Photo of Jeremy Hunt Jeremy Hunt The Chancellor of the Exchequer

I assure the right hon. Gentleman that we are absolutely determined to ensure that support gets out to everyone in the United Kingdom as quickly as possible this Christmas. I am absolutely not aware of any delay of the kind that he suggests, but I will happily make inquiries to make sure of that.

Photo of Nick Smith Nick Smith Labour, Blaenau Gwent

The cold weather payment is a lifeline for those on low incomes, but the current £25 rate was set in 2008. Today, it should be worth £37. Will the Chancellor collaborate with the Secretary of State for Work and Pensions and look into updating the figure in the light of the energy crisis?

Photo of Jeremy Hunt Jeremy Hunt The Chancellor of the Exchequer

I can reassure the hon. Gentleman that I have had extensive discussions with our excellent new Work and Pensions Secretary about how we support people on low incomes—precisely the vulnerable people that he is talking about. He will have to wait until Thursday for the details of our plan, but we have said that, in a very difficult time, protecting the most vulnerable will be our top priority.

Photo of James Murray James Murray Shadow Financial Secretary (Treasury)

Two years ago, in a video entitled “Rishi Explains: Green Home Grants”, the current Prime Minister enthusiastically took credit for the green homes grant scheme. Six months later, the scheme collapsed and £1 billion was cut from its budget. The truth is that we have the draughtiest homes in Europe, but when it comes to insulating homes, the Government are nowhere to be seen. If the Government had followed our plan last year, 2 million of the coldest homes could already have been upgraded, saving households more than £2 billion on energy bills this year alone. Home insulation should be a no-brainer. Will the Chancellor explain why the Government will not follow Labour’s plans and get on with it?

Photo of Jeremy Hunt Jeremy Hunt The Chancellor of the Exchequer

There are all sorts of bigger reasons why we do not want to follow Labour’s plans, not least because they would bankrupt the economy. On the scheme to help people to insulate their homes, the picture that the hon. Gentleman presents is not correct. We are spending billions of pounds to help hundreds of thousands of families up and down the country to insulate their homes.

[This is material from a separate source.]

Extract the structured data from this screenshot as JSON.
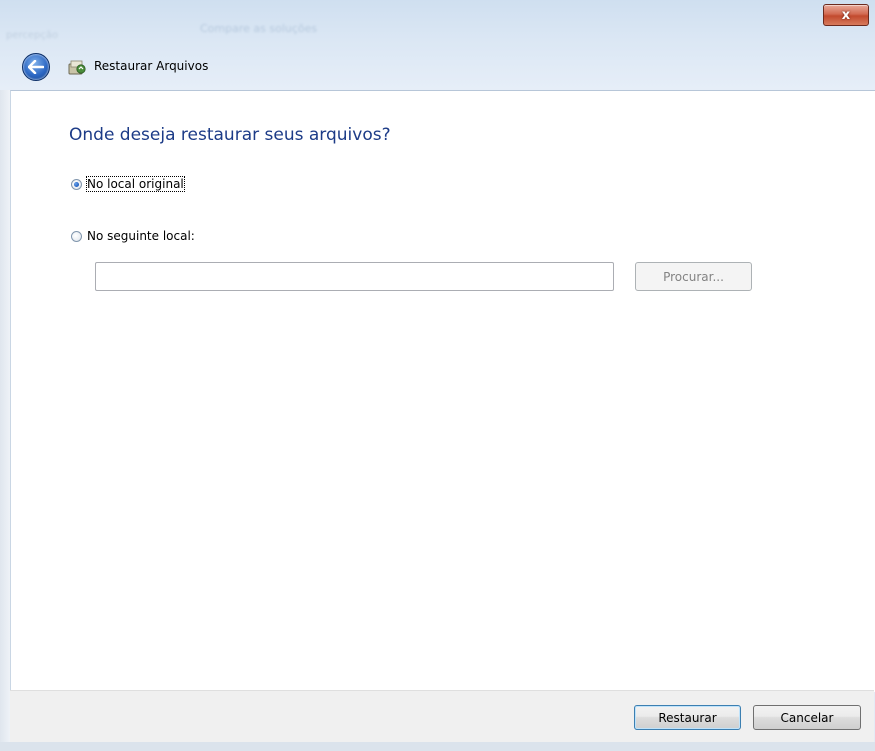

We completely recognise that that is a vital part of our long-term energy policy.

Photo of Alison Thewliss Alison Thewliss Shadow SNP Spokesperson (Treasury)

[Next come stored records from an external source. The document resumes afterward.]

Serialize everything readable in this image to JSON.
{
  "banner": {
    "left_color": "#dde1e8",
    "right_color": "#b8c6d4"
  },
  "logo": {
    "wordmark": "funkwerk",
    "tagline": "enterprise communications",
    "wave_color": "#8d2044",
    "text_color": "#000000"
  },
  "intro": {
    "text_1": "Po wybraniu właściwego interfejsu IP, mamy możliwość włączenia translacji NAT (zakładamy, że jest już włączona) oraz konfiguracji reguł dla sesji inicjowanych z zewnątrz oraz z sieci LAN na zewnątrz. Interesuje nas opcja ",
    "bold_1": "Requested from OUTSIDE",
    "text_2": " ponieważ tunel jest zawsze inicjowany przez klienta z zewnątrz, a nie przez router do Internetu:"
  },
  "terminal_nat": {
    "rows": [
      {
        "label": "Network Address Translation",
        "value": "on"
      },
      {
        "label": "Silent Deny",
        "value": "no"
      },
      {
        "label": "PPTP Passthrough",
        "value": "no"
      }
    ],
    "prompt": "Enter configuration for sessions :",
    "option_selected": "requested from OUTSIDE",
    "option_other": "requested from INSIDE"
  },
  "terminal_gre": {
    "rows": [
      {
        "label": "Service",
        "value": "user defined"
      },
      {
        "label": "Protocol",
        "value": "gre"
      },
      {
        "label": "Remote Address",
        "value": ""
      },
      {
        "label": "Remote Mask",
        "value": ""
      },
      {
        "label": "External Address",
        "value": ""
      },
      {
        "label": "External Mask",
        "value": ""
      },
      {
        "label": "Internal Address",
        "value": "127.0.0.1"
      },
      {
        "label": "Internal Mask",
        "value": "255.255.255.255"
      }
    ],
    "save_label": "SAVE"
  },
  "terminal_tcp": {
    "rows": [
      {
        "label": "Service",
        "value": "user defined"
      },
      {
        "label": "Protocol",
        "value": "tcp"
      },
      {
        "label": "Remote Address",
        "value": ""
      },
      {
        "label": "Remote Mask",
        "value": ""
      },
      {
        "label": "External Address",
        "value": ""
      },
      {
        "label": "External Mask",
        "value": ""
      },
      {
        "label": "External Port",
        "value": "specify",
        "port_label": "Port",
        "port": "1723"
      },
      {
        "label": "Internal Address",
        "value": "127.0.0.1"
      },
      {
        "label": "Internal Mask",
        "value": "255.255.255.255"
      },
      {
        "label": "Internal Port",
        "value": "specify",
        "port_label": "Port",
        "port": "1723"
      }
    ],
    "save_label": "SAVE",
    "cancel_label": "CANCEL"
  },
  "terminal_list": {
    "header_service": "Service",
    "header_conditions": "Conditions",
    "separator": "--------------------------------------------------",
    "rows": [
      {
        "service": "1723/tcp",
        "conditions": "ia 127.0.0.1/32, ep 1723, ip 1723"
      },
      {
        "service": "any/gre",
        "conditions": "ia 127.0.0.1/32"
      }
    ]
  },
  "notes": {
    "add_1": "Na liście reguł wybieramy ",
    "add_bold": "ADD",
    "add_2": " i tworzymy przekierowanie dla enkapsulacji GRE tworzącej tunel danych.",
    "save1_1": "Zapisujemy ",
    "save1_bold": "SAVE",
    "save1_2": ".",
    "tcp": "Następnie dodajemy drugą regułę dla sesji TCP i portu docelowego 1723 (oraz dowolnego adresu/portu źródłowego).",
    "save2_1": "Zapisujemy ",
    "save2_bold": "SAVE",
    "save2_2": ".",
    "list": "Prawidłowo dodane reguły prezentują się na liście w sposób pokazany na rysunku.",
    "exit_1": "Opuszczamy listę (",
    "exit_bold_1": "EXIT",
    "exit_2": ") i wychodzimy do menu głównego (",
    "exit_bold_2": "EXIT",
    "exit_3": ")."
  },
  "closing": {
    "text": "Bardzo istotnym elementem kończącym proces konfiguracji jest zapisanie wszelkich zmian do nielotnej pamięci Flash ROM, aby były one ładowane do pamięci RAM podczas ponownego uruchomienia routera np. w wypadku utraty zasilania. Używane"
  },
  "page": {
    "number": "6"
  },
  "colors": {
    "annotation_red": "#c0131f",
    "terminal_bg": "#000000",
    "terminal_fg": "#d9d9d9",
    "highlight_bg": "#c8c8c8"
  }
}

I welcome this latest Chancellor to his place. Many of our constituents, such as my constituent Angela, have seen their bills double. Angela’s gas bill has gone up from £130 to £260 a month. She lives in a tiny, two-bedroom flat on carer’s allowance and personal independence payment, with a son who has a disability, and she simply cannot afford these bills. Cornwall Insight has estimated that come March, when the energy support ends, the price cap will rise to £3,700. There has been talk of targeting support after that, but National Energy Action has pointed out the risk that many people who are already suffering in fuel poverty will be excluded. What reassurance can he give people out there whose bills are already unaffordable about what will happen in March?

Photo of Jeremy Hunt Jeremy Hunt The Chancellor of the Exchequer

I want to reassure the hon. Lady. My right hon. Friend the Chief Secretary to the Treasury spoke to John Swinney, the Scottish Finance Minister, yesterday. We are thinking very carefully about all these issues, but to correct any misunderstanding, let me add that the energy price support that we give to families will not end next April, and I will announce on Thursday what that support will be.